When it comes to advertising, some regulations like the Truth in Savings Act (Regulation DD), provide exemptions (as far as certain disclosure requirements) when using electronic media. But, not all do.
Listen to the video as Dave explains.
This is the kind of thing we are going to address during our Advertising Webinar on April 16th. We will look at the advertising requirements for deposit products, as well as loans, and even get into UDAAP, bonuses, and more. We’ll even discuss how to get your marketing people and compliance people on the same page. We hope you’ll join us!
You would think reporting the loan term (field #82) for HMDA would be fairly straightforward but it can actually be quite complicated!
If you have a closed-end loan, you can forget the odd days and just report the number of whole months between the first payment and loan maturity. Imagine you make a loan today and the first payment isn’t due for about 50 or 60 days. You start counting with that first payment. So, if you’re making a 30-year loan, you’d have 360 months.
If you have an open-end line of credit, you also forget the odd days and report whole months, but you start counting from line origination to the maturity date. So, your loan term may differ depending on whether you have a loan or a line.

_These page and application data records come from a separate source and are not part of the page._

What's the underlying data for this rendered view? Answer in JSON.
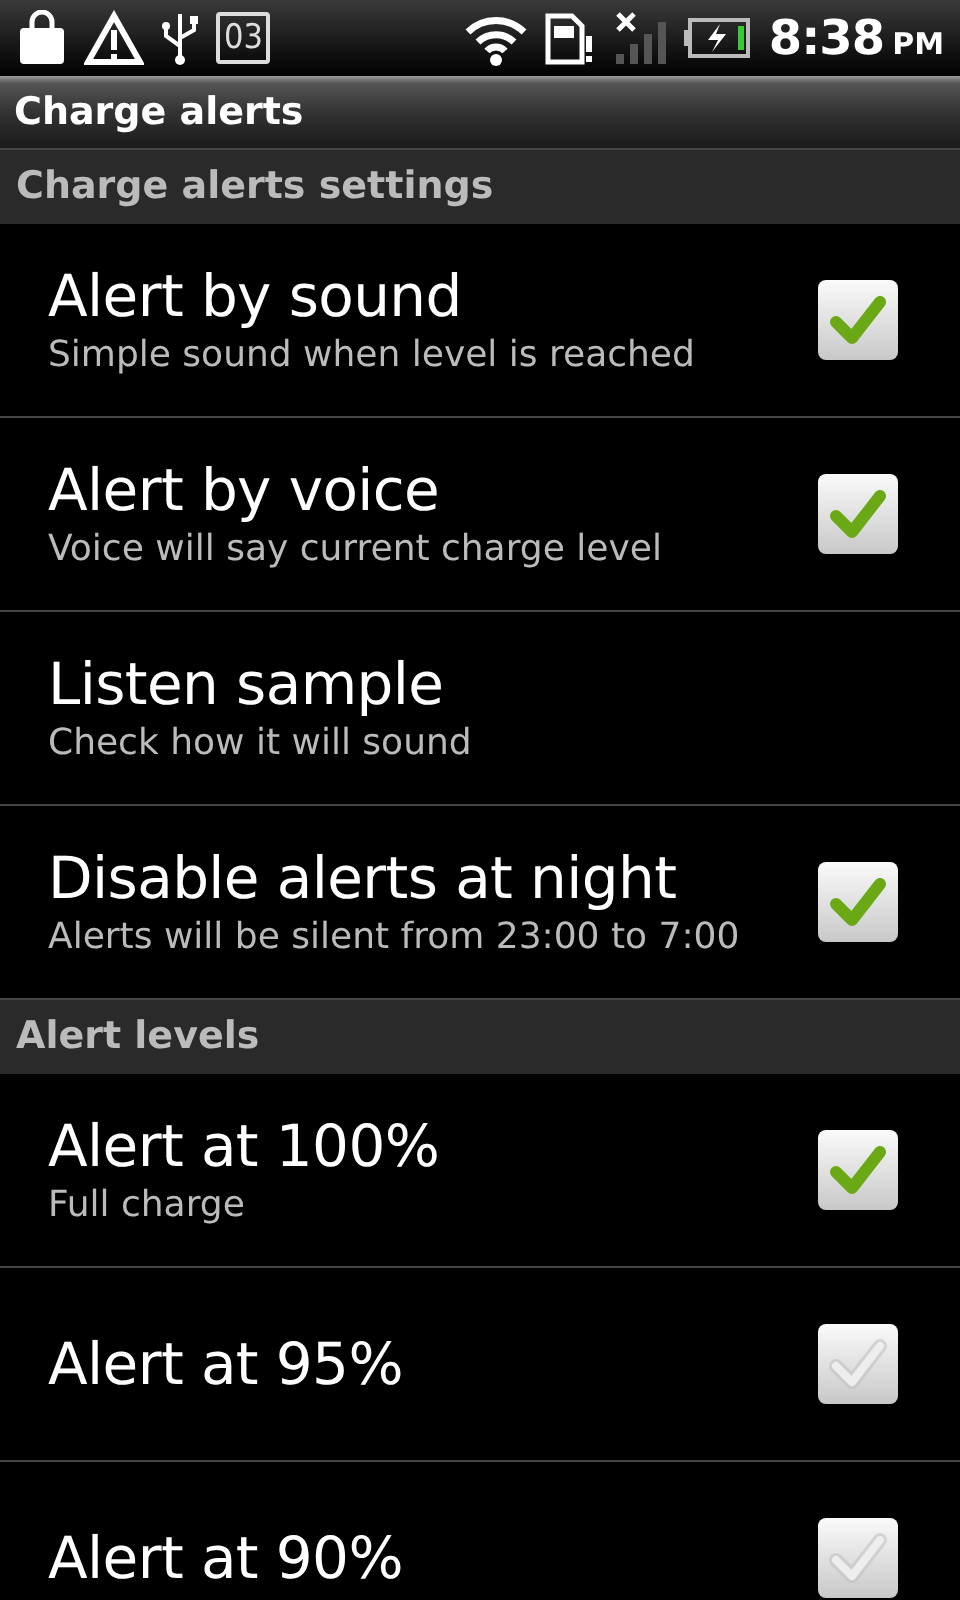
{
  "status_bar": {
    "notification_count": "03",
    "time": "8:38",
    "ampm": "PM"
  },
  "title": "Charge alerts",
  "sections": [
    {
      "header": "Charge alerts settings",
      "items": [
        {
          "kind": "checkbox",
          "title": "Alert by sound",
          "summary": "Simple sound when level is reached",
          "checked": true
        },
        {
          "kind": "checkbox",
          "title": "Alert by voice",
          "summary": "Voice will say current charge level",
          "checked": true
        },
        {
          "kind": "action",
          "title": "Listen sample",
          "summary": "Check how it will sound"
        },
        {
          "kind": "checkbox",
          "title": "Disable alerts at night",
          "summary": "Alerts will be silent from 23:00 to 7:00",
          "checked": true
        }
      ]
    },
    {
      "header": "Alert levels",
      "items": [
        {
          "kind": "checkbox",
          "title": "Alert at 100%",
          "summary": "Full charge",
          "checked": true
        },
        {
          "kind": "checkbox",
          "title": "Alert at 95%",
          "checked": false
        },
        {
          "kind": "checkbox",
          "title": "Alert at 90%",
          "checked": false
        }
      ]
    }
  ]
}
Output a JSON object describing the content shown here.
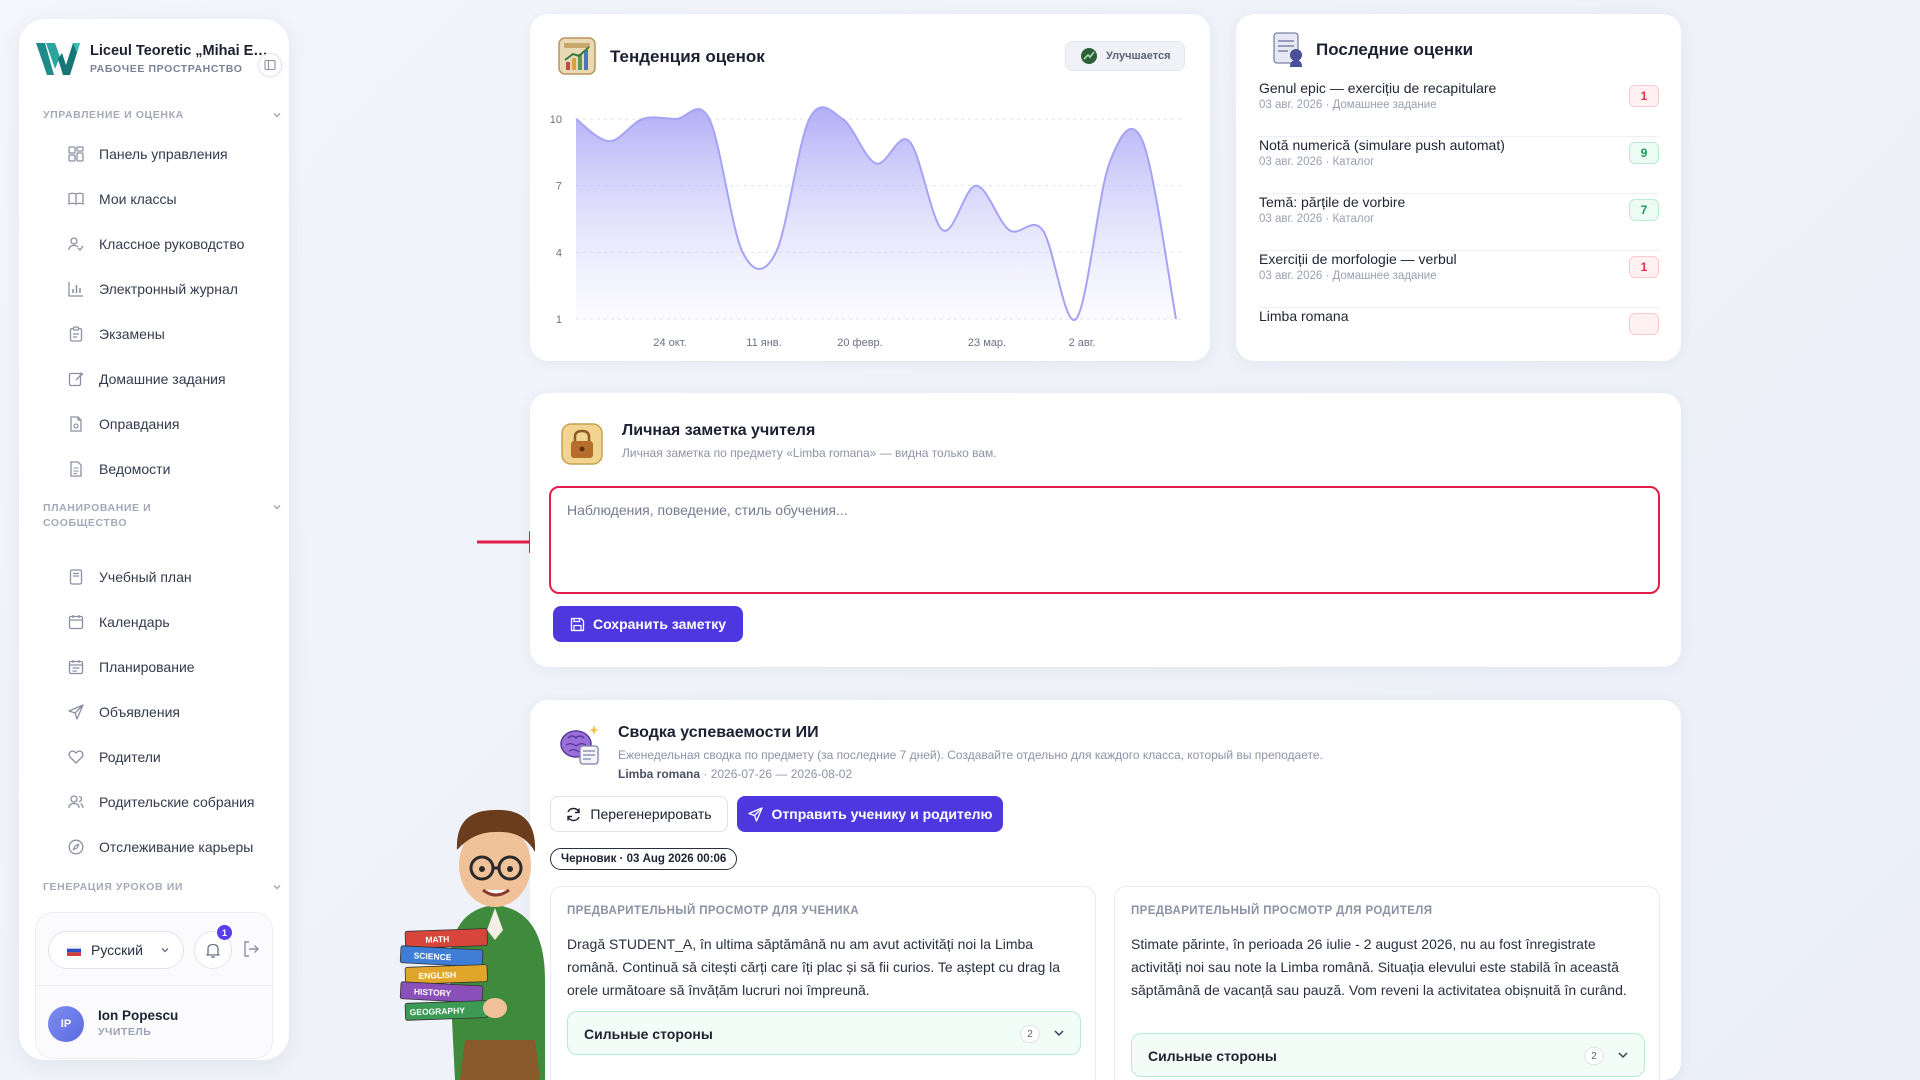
{
  "brand": {
    "title": "Liceul Teoretic „Mihai Eminescu”",
    "subtitle": "РАБОЧЕЕ ПРОСТРАНСТВО"
  },
  "sidebar": {
    "sections": [
      {
        "label": "УПРАВЛЕНИЕ И ОЦЕНКА"
      },
      {
        "label": "ПЛАНИРОВАНИЕ И СООБЩЕСТВО"
      },
      {
        "label": "ГЕНЕРАЦИЯ УРОКОВ ИИ"
      }
    ],
    "items": [
      {
        "label": "Панель управления",
        "icon": "dashboard-icon"
      },
      {
        "label": "Мои классы",
        "icon": "book-icon"
      },
      {
        "label": "Классное руководство",
        "icon": "user-check-icon"
      },
      {
        "label": "Электронный журнал",
        "icon": "bar-chart-icon"
      },
      {
        "label": "Экзамены",
        "icon": "clipboard-icon"
      },
      {
        "label": "Домашние задания",
        "icon": "edit-icon"
      },
      {
        "label": "Оправдания",
        "icon": "file-icon"
      },
      {
        "label": "Ведомости",
        "icon": "document-icon"
      },
      {
        "label": "Учебный план",
        "icon": "book-open-icon"
      },
      {
        "label": "Календарь",
        "icon": "calendar-icon"
      },
      {
        "label": "Планирование",
        "icon": "calendar-check-icon"
      },
      {
        "label": "Объявления",
        "icon": "send-icon"
      },
      {
        "label": "Родители",
        "icon": "heart-icon"
      },
      {
        "label": "Родительские собрания",
        "icon": "users-icon"
      },
      {
        "label": "Отслеживание карьеры",
        "icon": "compass-icon"
      }
    ]
  },
  "user_card": {
    "language": "Русский",
    "notifications": "1",
    "initials": "IP",
    "name": "Ion Popescu",
    "role": "УЧИТЕЛЬ"
  },
  "trend": {
    "title": "Тенденция оценок",
    "badge": "Улучшается"
  },
  "chart_data": {
    "type": "area",
    "title": "Тенденция оценок",
    "ylim": [
      1,
      10
    ],
    "yticks": [
      "10",
      "7",
      "4",
      "1"
    ],
    "xtick_labels": [
      "24 окт.",
      "11 янв.",
      "20 февр.",
      "23 мар.",
      "2 авг."
    ],
    "x": [
      0,
      1,
      2,
      3,
      4,
      5,
      6,
      7,
      8,
      9,
      10,
      11,
      12,
      13,
      14,
      15,
      16,
      17,
      18,
      19,
      20
    ],
    "values": [
      10,
      9,
      10,
      10,
      10,
      4,
      4,
      10,
      10,
      8,
      9,
      5,
      7,
      5,
      5,
      1,
      8,
      9,
      1
    ],
    "colors": {
      "line": "#a6a3f5",
      "fill_top": "#a9a6f6",
      "fill_bottom": "#f1f0fe",
      "grid": "#dfe2ea"
    },
    "grid": true
  },
  "recent_grades": {
    "title": "Последние оценки",
    "items": [
      {
        "name": "Genul epic — exercițiu de recapitulare",
        "meta": "03 авг. 2026 · Домашнее задание",
        "grade": "1",
        "tone": "red"
      },
      {
        "name": "Notă numerică (simulare push automat)",
        "meta": "03 авг. 2026 · Каталог",
        "grade": "9",
        "tone": "green"
      },
      {
        "name": "Temă: părțile de vorbire",
        "meta": "03 авг. 2026 · Каталог",
        "grade": "7",
        "tone": "green"
      },
      {
        "name": "Exerciții de morfologie — verbul",
        "meta": "03 авг. 2026 · Домашнее задание",
        "grade": "1",
        "tone": "red"
      },
      {
        "name": "Limba romana",
        "meta": "",
        "grade": "",
        "tone": "red"
      }
    ]
  },
  "note": {
    "title": "Личная заметка учителя",
    "subtitle": "Личная заметка по предмету «Limba romana» — видна только вам.",
    "placeholder": "Наблюдения, поведение, стиль обучения...",
    "save_label": "Сохранить заметку"
  },
  "ai_summary": {
    "title": "Сводка успеваемости ИИ",
    "subtitle": "Еженедельная сводка по предмету (за последние 7 дней). Создавайте отдельно для каждого класса, который вы преподаете.",
    "subject": "Limba romana",
    "period": " · 2026-07-26 — 2026-08-02",
    "regenerate_label": "Перегенерировать",
    "send_label": "Отправить ученику и родителю",
    "draft_label": "Черновик · 03 Aug 2026 00:06",
    "student_preview": {
      "label": "ПРЕДВАРИТЕЛЬНЫЙ ПРОСМОТР ДЛЯ УЧЕНИКА",
      "text": "Dragă STUDENT_A, în ultima săptămână nu am avut activități noi la Limba română. Continuă să citești cărți care îți plac și să fii curios. Te aștept cu drag la orele următoare să învățăm lucruri noi împreună.",
      "strengths_label": "Сильные стороны",
      "strengths_count": "2"
    },
    "parent_preview": {
      "label": "ПРЕДВАРИТЕЛЬНЫЙ ПРОСМОТР ДЛЯ РОДИТЕЛЯ",
      "text": "Stimate părinte, în perioada 26 iulie - 2 august 2026, nu au fost înregistrate activități noi sau note la Limba română. Situația elevului este stabilă în această săptămână de vacanță sau pauză. Vom reveni la activitatea obișnuită în curând.",
      "strengths_label": "Сильные стороны",
      "strengths_count": "2"
    }
  },
  "mascot_books": [
    "MATH",
    "SCIENCE",
    "ENGLISH",
    "HISTORY",
    "GEOGRAPHY"
  ]
}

If we look at the next data field, the introductory rate period (#83), it doesn’t matter if it’s closed-end or open-end, you count from loan/line origination until the first rate change. So, again, you could likely have different answers for the introductory rate period than you do for the loan term.
These are the kind of things we will talk about in our upcoming webinar, HMDA: Advanced Lessons. On April 11th, we will spend two hours talking about the things that are causing the most headaches. We are going to assume that you understand HMDA and dig a little deeper at a higher level. So, we’ll get into mixed-use properties, demographic information and Reg B vs. Reg C vs. TRID when it comes to applications. We’ll also look at Reg B vs. Reg C when it comes to action taken codes and more.
If you are a Small Filer for HMDA, there is a laundry list of data fields you are not required to report.
There are seven fields; however, that if you voluntarily report some of the information in that field, you must report all the information relative to that field. For example, if you are going to report the credit score, then you have to also report the scoring model that it came from. Just because you report the credit score, though, doesn’t mean you have to report the reasons for denial. It’s not like you’re required to go all-in on all the data. It’s just if you go in on any of those seven, then you have to give all the corresponding data for that specific field.
Check out the video as Dave gives more information on other Small Filer reporting issues. Specifically, reporting NA, reasons for denial, property address, collecting but not reporting certain fields, etc.
These are the kinds of things we will cover at our “HMDA Data for Small Filers” webinar on March 28, 2019. We’re going to spend one hour going line by line and getting into the weeds about the data you are exempt from as well as the data you’re still required to report. See you then!
When it comes to flood insurance coverage, you have to look at the “lesser” of three things…the loan balance, the insurable value, and the maximum available through the National Flood Insurance Program. While the loan amount and the NFIP limits are pretty easy to come up with, determining the insurable value can be troublesome. This is because there isn’t just one way to determine insurable value.
Listen to the video as Dave walks
you through some of the confusion.
This is just one of many flood insurance topics that we will cover in our two-part Flood Insurance webinar series on March 19th & March 26th. We will walk you through flood insurance from A to Z in plain English and help demystify these complicated requirements. See you then!
When it comes to HMDA banks that are not eligible for the partial exemption (aka large filers), there are a couple of things to keep in mind.
The first is the combined loan to value ratio (CLTV). This ratio includes all debts and all collateral. Imagine that you’re doing an 80/10/10 loan so the borrower can avoid PMI. Let’s say the house is worth $100,000 and you make a first lien loan for $80,000 that will be sold on the secondary market. You also make a $10,000 subordinate lien loan that you will keep in house. The collateral value is $100,000 and “all debts” securing the property is $90,000. Thus, the CLTV would be reported as .9 (90,000/100,000 = .9) for both of them.
Let’s add another twist. Say your loan is secured by the dwelling and some other type of collateral, like a car. Remember, the CLTV looks at all debts and all collateral, not just the dwelling. So, you would have to factor the value of the car into your CLTV calculation.
What gets even trickier is when you report the “Property Value” data field. Is that based on just the value of the dwelling or is it all collateral similar to the CLTV field? Join us on March 14, 2019, to find out the answer. During our “HMDA Data for Large Filers” webinar, we will be walking through all the HMDA data requirements for large filers, line by line. Find out some of the common errors and get your questions answered. We hope to see you then!